### SOURCE MATERIAL
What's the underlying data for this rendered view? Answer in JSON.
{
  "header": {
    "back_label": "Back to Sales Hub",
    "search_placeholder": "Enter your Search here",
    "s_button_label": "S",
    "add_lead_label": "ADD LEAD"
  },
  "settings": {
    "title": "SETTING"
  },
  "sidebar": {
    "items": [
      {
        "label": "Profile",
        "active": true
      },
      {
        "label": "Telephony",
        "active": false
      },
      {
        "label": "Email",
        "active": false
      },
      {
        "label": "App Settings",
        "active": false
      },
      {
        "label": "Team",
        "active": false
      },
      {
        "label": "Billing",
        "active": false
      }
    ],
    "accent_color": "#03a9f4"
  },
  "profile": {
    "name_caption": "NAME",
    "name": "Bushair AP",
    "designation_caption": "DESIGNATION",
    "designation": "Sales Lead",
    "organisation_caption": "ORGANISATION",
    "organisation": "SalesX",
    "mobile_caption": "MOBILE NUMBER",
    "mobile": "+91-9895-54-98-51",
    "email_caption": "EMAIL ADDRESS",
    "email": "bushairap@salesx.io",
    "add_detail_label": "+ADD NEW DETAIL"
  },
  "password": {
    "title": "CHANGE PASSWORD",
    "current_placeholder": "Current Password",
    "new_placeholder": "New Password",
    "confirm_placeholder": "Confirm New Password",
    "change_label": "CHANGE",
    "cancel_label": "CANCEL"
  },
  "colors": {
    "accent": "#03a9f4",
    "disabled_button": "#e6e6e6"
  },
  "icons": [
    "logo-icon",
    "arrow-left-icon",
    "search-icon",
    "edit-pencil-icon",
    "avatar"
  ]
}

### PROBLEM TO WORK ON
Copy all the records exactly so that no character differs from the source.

### WRITTEN ANSWER
What's the underlying data for this rendered view? Answer in JSON.
{
  "header": {
    "back_label": "Back to Sales Hub",
    "search_placeholder": "Enter your Search here",
    "s_button_label": "S",
    "add_lead_label": "ADD LEAD"
  },
  "settings": {
    "title": "SETTING"
  },
  "sidebar": {
    "items": [
      {
        "label": "Profile",
        "active": true
      },
      {
        "label": "Telephony",
        "active": false
      },
      {
        "label": "Email",
        "active": false
      },
      {
        "label": "App Settings",
        "active": false
      },
      {
        "label": "Team",
        "active": false
      },
      {
        "label": "Billing",
        "active": false
      }
    ],
    "accent_color": "#03a9f4"
  },
  "profile": {
    "name_caption": "NAME",
    "name": "Bushair AP",
    "designation_caption": "DESIGNATION",
    "designation": "Sales Lead",
    "organisation_caption": "ORGANISATION",
    "organisation": "SalesX",
    "mobile_caption": "MOBILE NUMBER",
    "mobile": "+91-9895-54-98-51",
    "email_caption": "EMAIL ADDRESS",
    "email": "bushairap@salesx.io",
    "add_detail_label": "+ADD NEW DETAIL"
  },
  "password": {
    "title": "CHANGE PASSWORD",
    "current_placeholder": "Current Password",
    "new_placeholder": "New Password",
    "confirm_placeholder": "Confirm New Password",
    "change_label": "CHANGE",
    "cancel_label": "CANCEL"
  },
  "colors": {
    "accent": "#03a9f4",
    "disabled_button": "#e6e6e6"
  },
  "icons": [
    "logo-icon",
    "arrow-left-icon",
    "search-icon",
    "edit-pencil-icon",
    "avatar"
  ]
}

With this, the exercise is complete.